= WORK ITEM =
Go through the listing and pick out each line with the word "page" in it.

= INFORMATION SUPPLIED =
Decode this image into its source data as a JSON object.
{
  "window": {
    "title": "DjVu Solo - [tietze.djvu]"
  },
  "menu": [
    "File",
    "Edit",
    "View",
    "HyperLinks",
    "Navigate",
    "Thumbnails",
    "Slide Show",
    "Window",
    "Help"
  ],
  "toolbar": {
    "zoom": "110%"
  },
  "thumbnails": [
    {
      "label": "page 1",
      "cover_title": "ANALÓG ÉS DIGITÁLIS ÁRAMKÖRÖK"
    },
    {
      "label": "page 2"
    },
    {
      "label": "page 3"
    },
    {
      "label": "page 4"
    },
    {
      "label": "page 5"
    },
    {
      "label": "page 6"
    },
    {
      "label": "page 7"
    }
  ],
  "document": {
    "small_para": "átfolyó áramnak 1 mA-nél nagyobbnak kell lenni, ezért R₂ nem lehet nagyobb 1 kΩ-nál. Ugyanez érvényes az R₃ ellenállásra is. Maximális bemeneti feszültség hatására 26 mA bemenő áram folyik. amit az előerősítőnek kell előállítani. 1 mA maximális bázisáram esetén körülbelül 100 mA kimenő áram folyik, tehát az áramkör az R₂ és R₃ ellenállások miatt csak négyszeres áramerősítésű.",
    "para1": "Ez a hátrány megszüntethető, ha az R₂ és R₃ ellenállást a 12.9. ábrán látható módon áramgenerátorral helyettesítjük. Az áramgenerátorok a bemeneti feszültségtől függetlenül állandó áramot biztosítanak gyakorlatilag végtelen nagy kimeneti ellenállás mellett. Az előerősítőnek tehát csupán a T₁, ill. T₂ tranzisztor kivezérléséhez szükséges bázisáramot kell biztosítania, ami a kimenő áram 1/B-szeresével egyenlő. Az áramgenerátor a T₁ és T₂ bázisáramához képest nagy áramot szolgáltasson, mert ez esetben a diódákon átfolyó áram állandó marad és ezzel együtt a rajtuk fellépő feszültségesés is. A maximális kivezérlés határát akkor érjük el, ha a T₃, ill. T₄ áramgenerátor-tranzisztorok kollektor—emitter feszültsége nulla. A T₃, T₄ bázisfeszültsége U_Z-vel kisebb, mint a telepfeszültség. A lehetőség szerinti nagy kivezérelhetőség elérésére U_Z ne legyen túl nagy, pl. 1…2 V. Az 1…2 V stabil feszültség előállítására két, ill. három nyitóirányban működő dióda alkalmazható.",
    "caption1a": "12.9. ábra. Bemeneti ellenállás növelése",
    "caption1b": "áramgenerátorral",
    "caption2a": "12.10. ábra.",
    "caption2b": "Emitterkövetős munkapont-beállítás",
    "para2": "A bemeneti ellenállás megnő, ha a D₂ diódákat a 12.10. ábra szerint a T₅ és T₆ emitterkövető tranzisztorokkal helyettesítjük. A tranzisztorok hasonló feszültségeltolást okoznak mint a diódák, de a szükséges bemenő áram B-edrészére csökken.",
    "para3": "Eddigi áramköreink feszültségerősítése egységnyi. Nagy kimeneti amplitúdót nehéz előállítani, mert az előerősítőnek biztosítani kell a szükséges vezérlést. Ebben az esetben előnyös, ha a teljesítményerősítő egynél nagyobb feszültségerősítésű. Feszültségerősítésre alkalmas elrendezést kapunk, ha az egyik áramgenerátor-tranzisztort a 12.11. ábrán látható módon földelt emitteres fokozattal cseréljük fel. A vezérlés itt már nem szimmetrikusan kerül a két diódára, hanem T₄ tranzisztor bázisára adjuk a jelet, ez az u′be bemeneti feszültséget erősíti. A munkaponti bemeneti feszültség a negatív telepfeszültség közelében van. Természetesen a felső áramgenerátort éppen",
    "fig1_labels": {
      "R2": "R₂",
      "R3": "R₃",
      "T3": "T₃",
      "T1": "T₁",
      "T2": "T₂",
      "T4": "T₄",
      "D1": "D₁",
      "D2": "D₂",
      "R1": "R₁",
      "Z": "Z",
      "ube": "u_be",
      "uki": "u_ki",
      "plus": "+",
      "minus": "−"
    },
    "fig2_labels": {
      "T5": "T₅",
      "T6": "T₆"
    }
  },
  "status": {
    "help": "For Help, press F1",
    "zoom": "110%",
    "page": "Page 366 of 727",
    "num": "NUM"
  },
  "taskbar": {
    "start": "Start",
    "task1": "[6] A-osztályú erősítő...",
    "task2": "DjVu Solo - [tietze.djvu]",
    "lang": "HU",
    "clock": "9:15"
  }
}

= REPLY TO THE TASK =
      "label": "page 1",
      "label": "page 2"
      "label": "page 3"
      "label": "page 4"
      "label": "page 5"
      "label": "page 6"
      "label": "page 7"
    "page": "Page 366 of 727",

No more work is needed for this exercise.